There are four things in the Football. The Black Book containing the retaliatory options, a book listing classified site locations, a manila folder with eight or ten pages stapled together giving a description of procedures for the Emergency Alert System, and a three-by-five inch card with authentication codes.

The Black Book was about 9 by 12 inches and had 75 loose-leaf pages printed in black and red. The book with classified site locations was about the same size as the Black Book, and was black. It contained information on sites around the country where the president could be taken in an emergency.

We know that Trump hasn’t changed systems or policies, because an aide carrying the football was photographed with Trump at his Mar-a-Lago resort.

For those who are breathing a sigh of relief at the idea that Trump couldn’t start a nuclear war by simply toying with a button, don’t rest too easy. There are no safeguards around the use of the codes to verify the commander-in-chief’s sanity.

Former US president Richard Nixon actually had an Air Force major discharged after he suggested he would query the receipt of the codes and whether they came from a ‘sane’ president.

The Alienating Allies Award

Have you guessed who could possibly have won this one?

Yes, that’s right, Donald Trump has won the award for fake tweets which alienate allies.

The real question is which tweet could have won. There have, after all, been a lot. Could it be the debunked videos from the time he retweeted far-right British citizen Jayda Franzen? Could it be the time he took London mayor Sadiq Khan’s comments wildly out of context? The time he said Canada made business for dairy farmers in Wisconsin very difficult? When he said Mexico had one of the highest crime rates in the world?

All are worthy choices, but the winner of the Alienating Allies Award goes to this pair:

Not only is this wrong, but the whole premise is illogical. NATO is an agreement, not a central fund. Thus Germany cannot owe money to it.

The idea that Trump is getting at is in 2014, NATO’s collective agreement directed members to spend two percent of their GDP on defence by 2024. Of the 28 NATO allies, so far only five, the US, the UK, Greece, Estonia, and Poland have reached that target so far.

Germany is currently spending 1.2 percent of its GDP on defence.

Sure, the US does spend far more on defence than other countries, but that is it’s own choice. Also, this isn’t done as a favour to Europe, but because a free and open Europe is vital to peace in the USA and a stable economy.

The Failing Fake News Award

You probably guessed by this award’s title, but, yes, it’s another win for Donald Trump.

Since coining the phrase in 2012, Trump has consistently referred to the “failing New York Times” in his tweets. He’s actually tweeted about the subject 74 times.
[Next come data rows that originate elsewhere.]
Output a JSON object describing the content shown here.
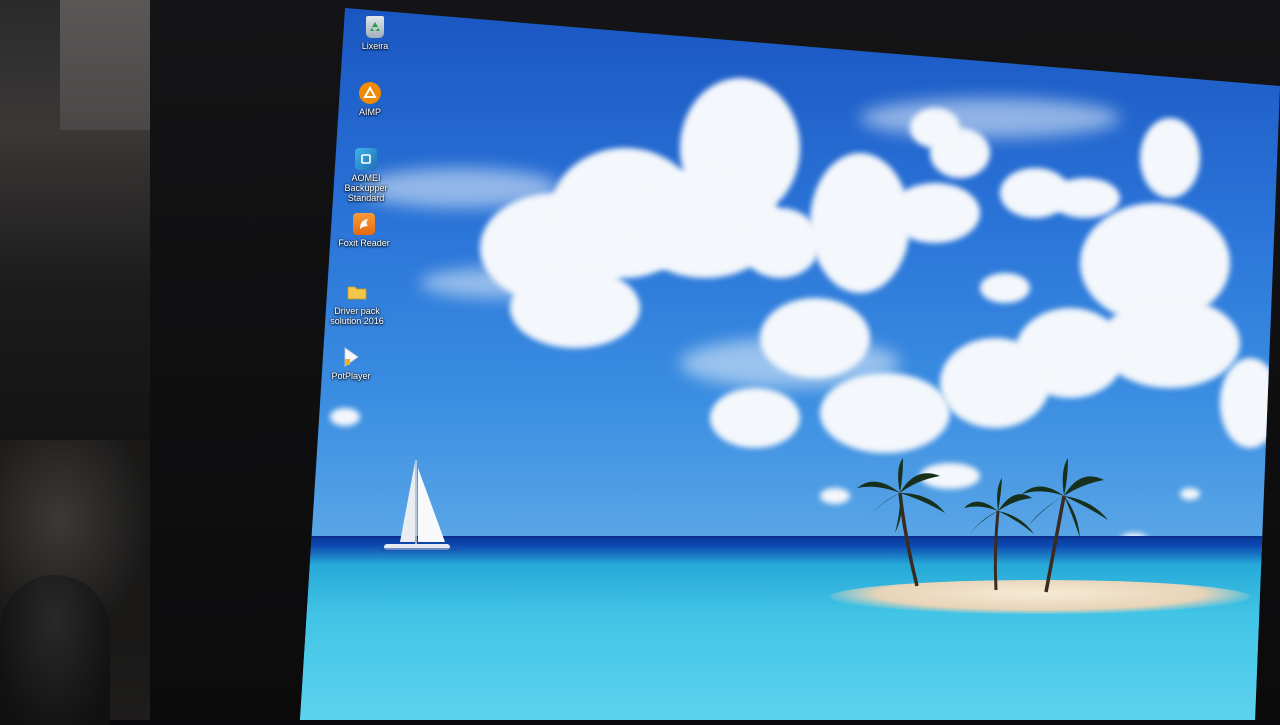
{
  "desktop": {
    "icons": [
      {
        "name": "recycle-bin-icon",
        "label": "Lixeira"
      },
      {
        "name": "aimp-icon",
        "label": "AIMP"
      },
      {
        "name": "aomei-backupper-icon",
        "label": "AOMEI Backupper\nStandard"
      },
      {
        "name": "foxit-reader-icon",
        "label": "Foxit Reader"
      },
      {
        "name": "folder-icon",
        "label": "Driver pack\nsolution 2016"
      },
      {
        "name": "potplayer-icon",
        "label": "PotPlayer"
      }
    ]
  },
  "colors": {
    "sky": "#2a74d8",
    "sea": "#41c4e6",
    "aimp": "#f08a00",
    "aomei": "#1f8fd6",
    "foxit": "#f07a1a",
    "folder": "#f3c64c"
  }
}
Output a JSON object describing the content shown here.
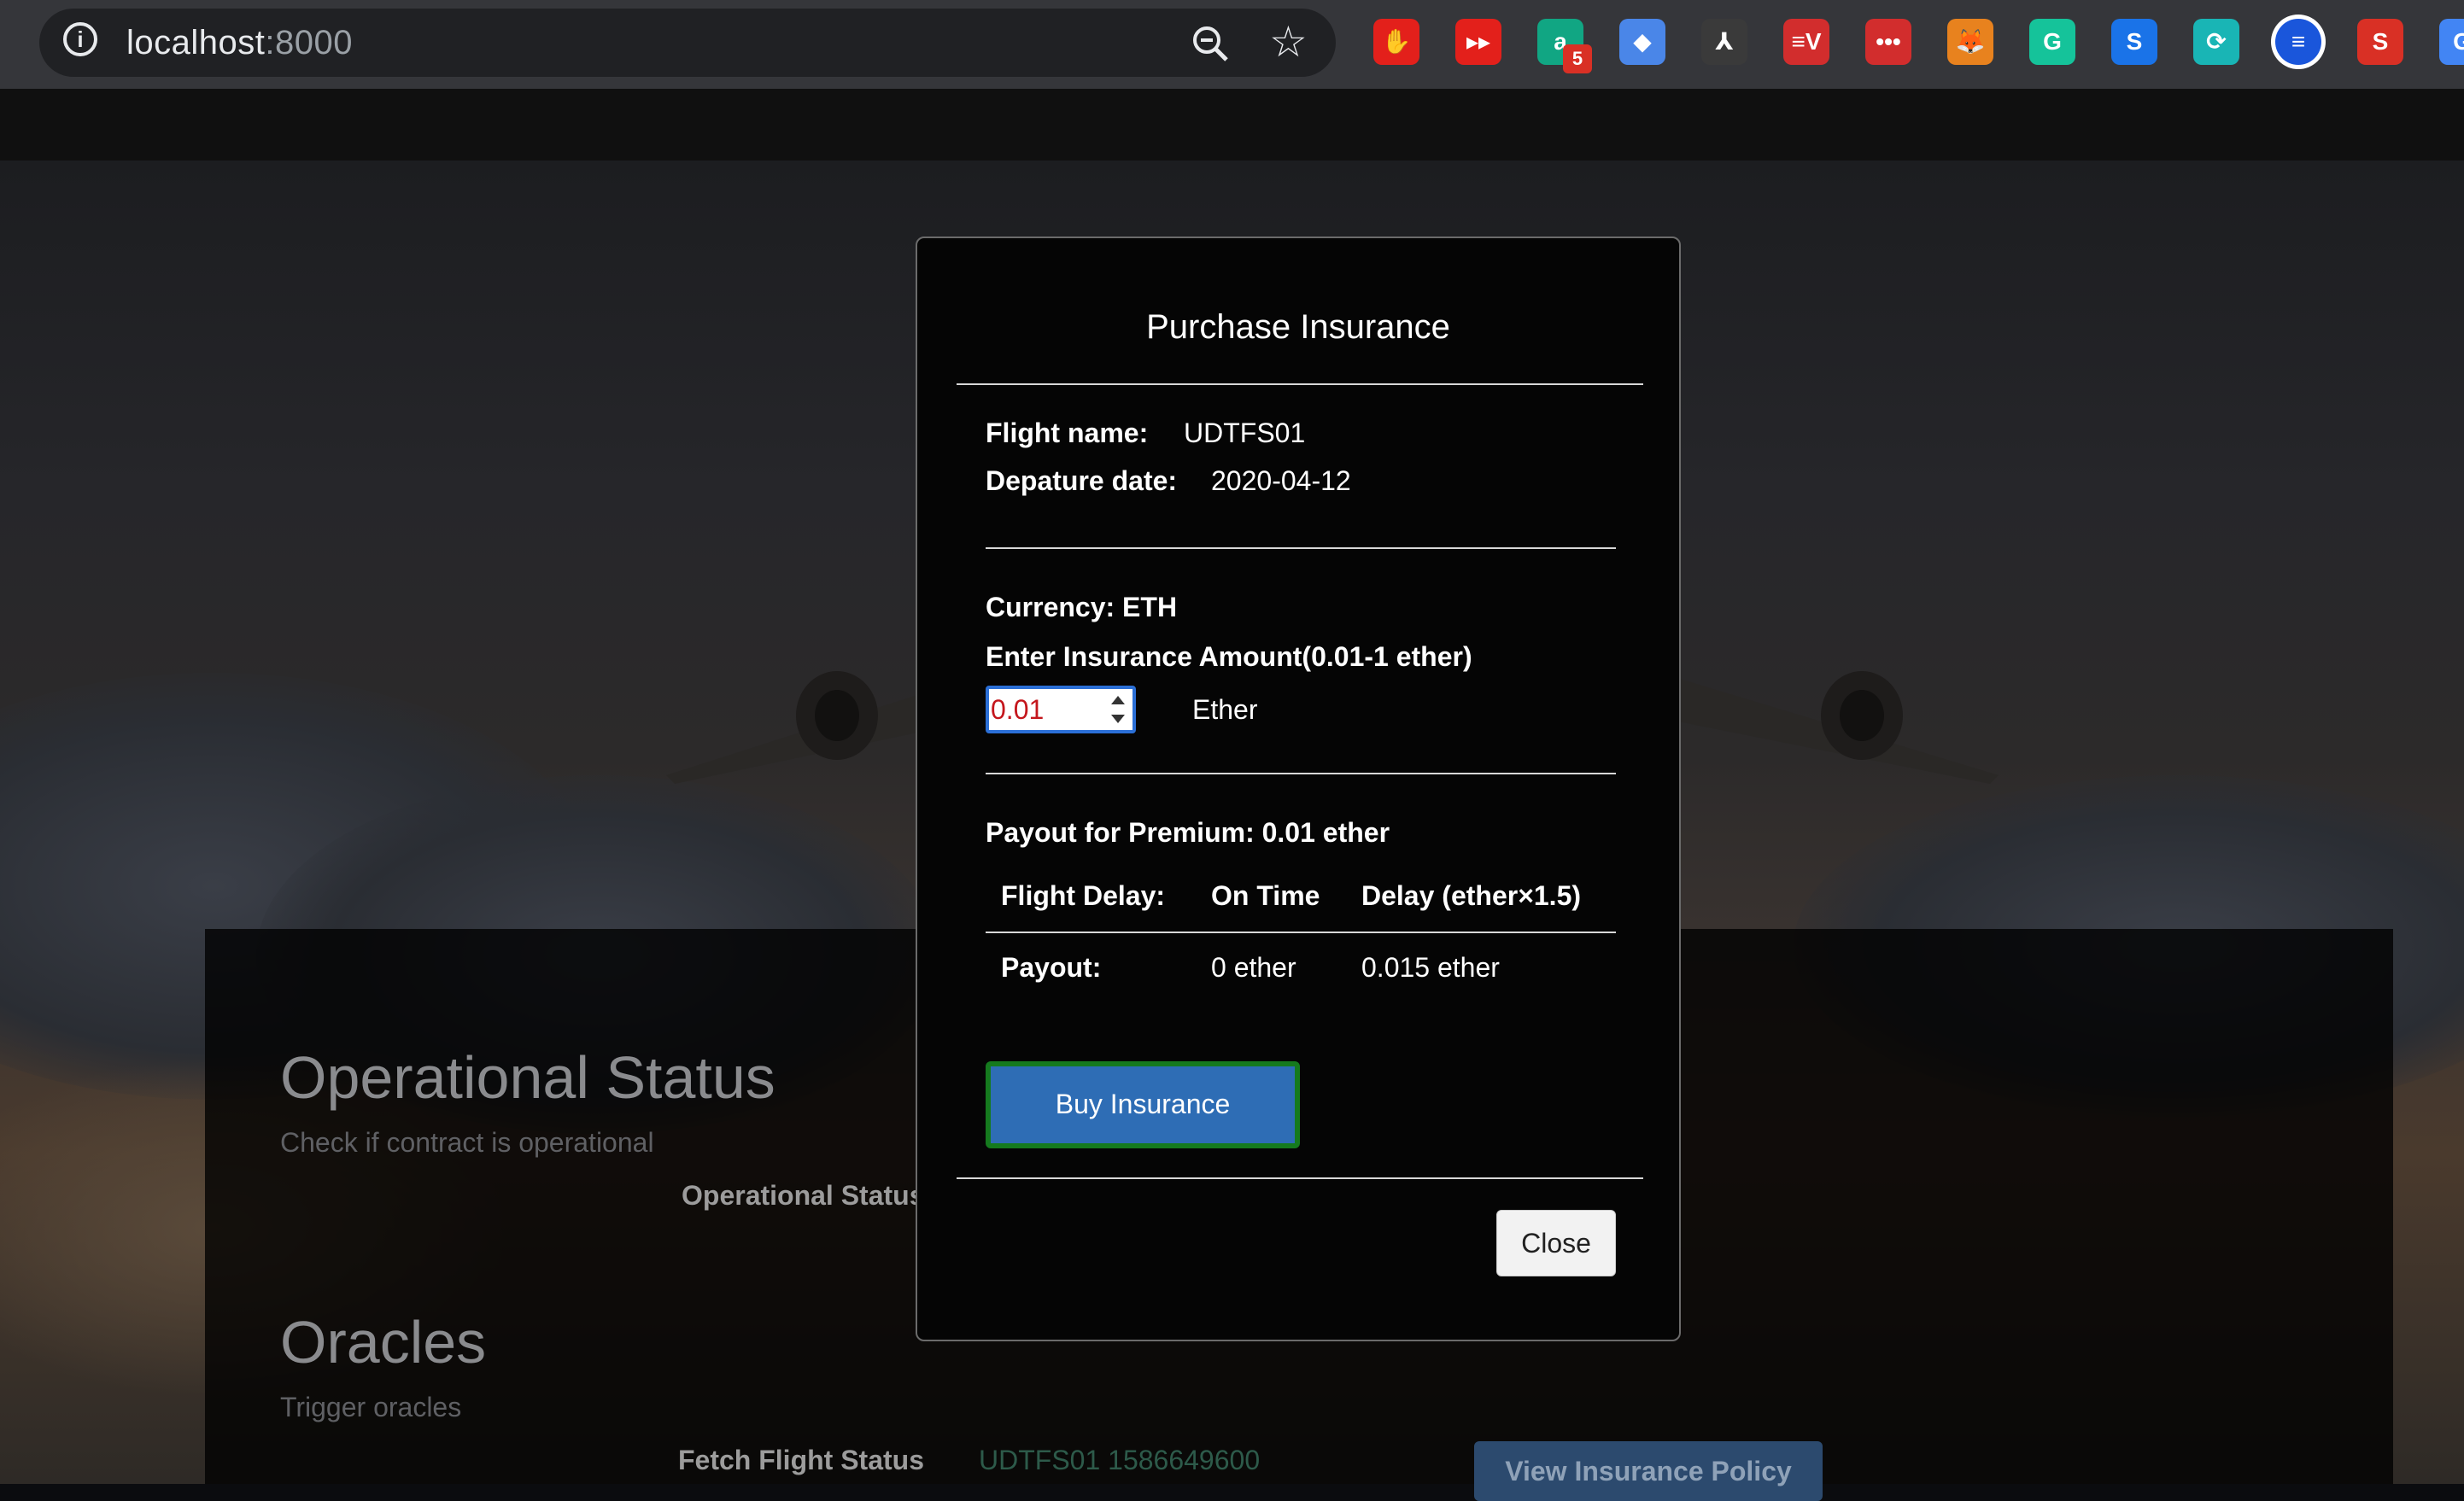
{
  "browser": {
    "url_host": "localhost",
    "url_port": ":8000",
    "extensions": [
      {
        "name": "adblock-icon",
        "color": "#e3201b",
        "glyph": "✋"
      },
      {
        "name": "youtube-icon",
        "color": "#e3201b",
        "glyph": "▸▸"
      },
      {
        "name": "grammar-icon",
        "color": "#11a683",
        "glyph": "a",
        "badge": "5"
      },
      {
        "name": "tag-icon",
        "color": "#4a86e8",
        "glyph": "◆"
      },
      {
        "name": "pdf-icon",
        "color": "#3a3a3a",
        "glyph": "⅄"
      },
      {
        "name": "vpn-icon",
        "color": "#d22d2d",
        "glyph": "≡V"
      },
      {
        "name": "more-icon",
        "color": "#d22d2d",
        "glyph": "•••"
      },
      {
        "name": "metamask-icon",
        "color": "#e8821e",
        "glyph": "🦊"
      },
      {
        "name": "grammarly-icon",
        "color": "#15c39a",
        "glyph": "G"
      },
      {
        "name": "skype-icon",
        "color": "#1a73e8",
        "glyph": "S"
      },
      {
        "name": "sync-icon",
        "color": "#19b5b5",
        "glyph": "⟳"
      },
      {
        "name": "profile-icon",
        "color": "#1a56db",
        "glyph": "≡"
      },
      {
        "name": "scribble-icon",
        "color": "#d93025",
        "glyph": "S"
      },
      {
        "name": "translate-icon",
        "color": "#4285f4",
        "glyph": "G"
      }
    ]
  },
  "background": {
    "operational_title": "Operational Status",
    "operational_subtitle": "Check if contract is operational",
    "operational_label": "Operational Status",
    "oracles_title": "Oracles",
    "oracles_subtitle": "Trigger oracles",
    "fetch_label": "Fetch Flight Status",
    "fetch_value": "UDTFS01 1586649600",
    "view_policy_button": "View Insurance Policy"
  },
  "modal": {
    "title": "Purchase Insurance",
    "flight_name_label": "Flight name:",
    "flight_name": "UDTFS01",
    "departure_label": "Depature date:",
    "departure_date": "2020-04-12",
    "currency_label": "Currency: ETH",
    "amount_label": "Enter Insurance Amount(0.01-1 ether)",
    "amount_value": "0.01",
    "amount_unit": "Ether",
    "payout_premium": "Payout for Premium: 0.01 ether",
    "table": {
      "headers": [
        "Flight Delay:",
        "On Time",
        "Delay (ether×1.5)"
      ],
      "row": [
        "Payout:",
        "0 ether",
        "0.015 ether"
      ]
    },
    "buy_button": "Buy Insurance",
    "close_button": "Close"
  },
  "colors": {
    "buy_button_bg": "#2e6db5",
    "buy_button_border": "#157a1e",
    "input_text": "#c4161c"
  }
}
Unfortunately for the commander in chief, this simply isn’t the case.

The New York Times actually hit record subscriber numbers in 2017, with 2.2m online-only subscribers. Also, its circulation revenue was up. In 2012 when Trump first coined the phrase, revenue was at $795m and by 2016 it was at $880m.

Times executive editor Dean Baquet said in 2017:

I respect his right to disagree with us, but we’re not failing. We’re doing quite well. We’re doing better financially right now than we have in a long time and his portrait of us is just not accurate.

The Ouroboros Award

An ouroboros is an ancient symbol depicting a snake eating its own tail. It represents an infinite cycle of creation and destruction.

The winner of this award is a tweet which we’ve already mentioned, but hasn’t won an award yet.

Here is that tweet:

Why did this one win the Ouroboros award?

Well, because of another tweet from a journalist at the (failing) New York Times which came in during the writing of this piece. That journalist was at the White House press conference this morning where Trump’s press secretary, Sarah Huckabee-Sanders discussed the Fake News Awards.

Trump’s original is, therefore, a tweet containing fake news about the Fake News Awards. It is fakery on fakery, leading to an infinite regress of fake news. When are the fake news awards? Will Trump tweet about the awards again, leading to further fake news about fake news? Who knows! Anything’s possible!

SAD!